'It's just that the sun's been getting hotter'
No...

'The data these scientists are using are wrong because they put their thermometers in cities, where there's heat sources and asphalt to heat everything up.'
The heating of the planet shows up when you look at weather stations in cities or in rural areas; it shows up when you look at satellite data or thermometers that are sunk deep in the ocean. It's everywhere - scientist are not stupid.

'The earth is actually cooling.'
No-I mean-it's not-even-it's not, at all. 2000-2010 was the hottest decade ever, ever. On record.

'But it's not warming up as fast.'
If you pick the years from 2009 to now, the trend line is indeed not as steep. But the climate doesn't change on the scale of years, that's like looking at a picture made of 5 pixels and trying to figure out what it is. It's just not going to be very clear. That's why we look at decades and centuries of data.
'They predicted an ice age in the 70's...'
A small research team did say that, and the news media talked about it for about two weeks. But the vast majority of peer reviewed science during the 70's said that the climate was warming. Because of, you guessed it, carbon dioxide emissions.

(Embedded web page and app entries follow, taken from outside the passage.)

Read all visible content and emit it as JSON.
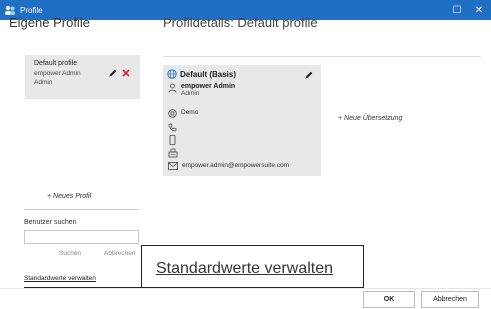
{
  "window": {
    "title": "Profile",
    "controls": {
      "maximize": "☐",
      "close": "✕"
    },
    "accent": "#1f6fc5"
  },
  "left": {
    "heading": "Eigene Profile",
    "profile": {
      "name": "Default profile",
      "line1": "empower Admin",
      "line2": "Admin"
    },
    "new_profile": "+  Neues Profil",
    "search_label": "Benutzer suchen",
    "search_value": "",
    "search_button": "Suchen",
    "cancel_button": "Abbrechen",
    "manage_defaults": "Standardwerte verwalten"
  },
  "details": {
    "heading": "Profildetails: Default profile",
    "language": "Default (Basis)",
    "user_name": "empower Admin",
    "user_role": "Admin",
    "company": "Demo",
    "email": "empower.admin@empowersuite.com",
    "new_translation": "+  Neue Übersetzung"
  },
  "callout": {
    "text": "Standardwerte verwalten"
  },
  "footer": {
    "ok": "OK",
    "cancel": "Abbrechen"
  },
  "colors": {
    "delete_icon": "#e02020",
    "card_bg": "#e8e8e8"
  }
}
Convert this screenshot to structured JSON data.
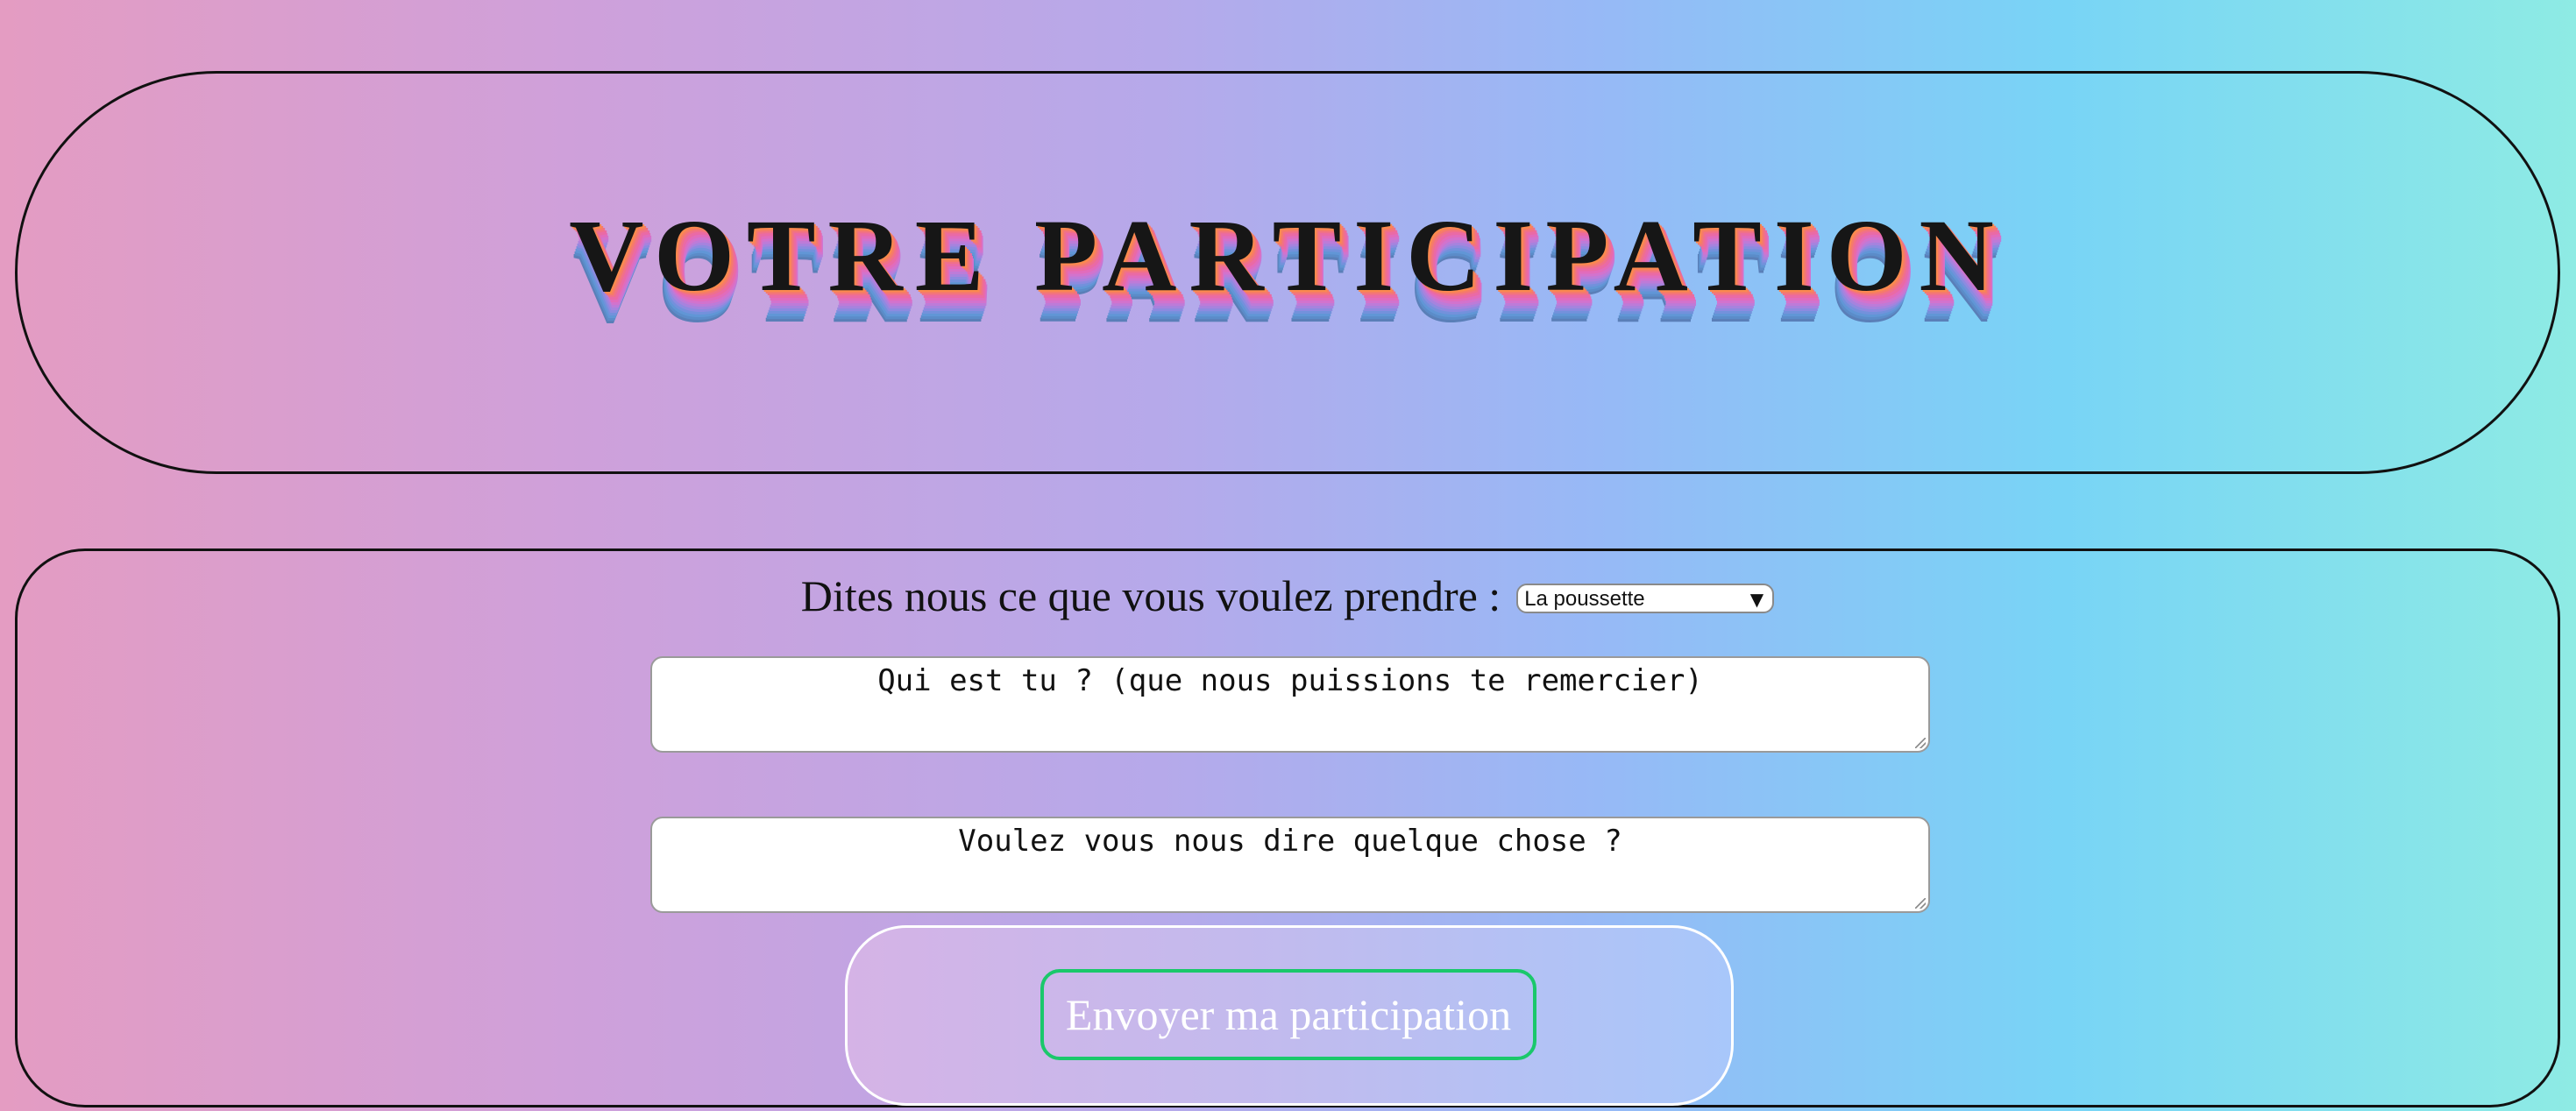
{
  "header": {
    "title": "VOTRE PARTICIPATION"
  },
  "form": {
    "question_label": "Dites nous ce que vous voulez prendre :",
    "item_select": {
      "selected": "La poussette",
      "arrow": "▼"
    },
    "name_field": {
      "value": "Qui est tu ? (que nous puissions te remercier)"
    },
    "message_field": {
      "value": "Voulez vous nous dire quelque chose ?"
    },
    "submit_label": "Envoyer ma participation"
  },
  "colors": {
    "background_start": "#e49cc2",
    "background_end": "#8eebe4",
    "title_text": "#161616",
    "submit_border": "#1ac86b",
    "submit_text": "#ffffff"
  }
}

'You're just cherry picking the data that support your hypothesis.'
Data supporting global warming comes from like every branch of science, whether it's biology with animals ranging further north, or epidemiology with disease ranges spreading, or agriculture, with yields increasing in temperate areas. Increased water temperature, decreased snowfall, earlier snow-melt, rising sea levels.

'But Antarctica has more ice now than it used to.'
No, but interestingly it does have more sea ice than it used to. There's land ice, the ice that exists on the land of Antarctica, which is a continent, and then there's sea ice, which, for the most part, forms in the winter and melts in the summer. The land ice , the glaciers, is what you have to worry about, and that is melting at an alarming rate. Now why there is more sea ice in Antarctica now than there has been previously is an interesting question; one that has been studied, and here's a quick description, you can pause the video to read it.

'Fossil fuels, they're great.'
On this point, I agree with you. I think that fossil fuels are miraculous. They are a precious resource. I'm not gonna rag on anyone who works hard providing inexpensive energy and the freedom and happiness that it provides. But there are costs to burning fossil fuels. So we have to use them less, by choice, and through hard work. We have to develop alternatives, we have to be more efficient, and we have to change the way that we live our lives.

But as long as we agree that there is a problem I have complete faith in humaity's ability to solve it, because solving problems is what we do best. John, I'll see you on Tuesday.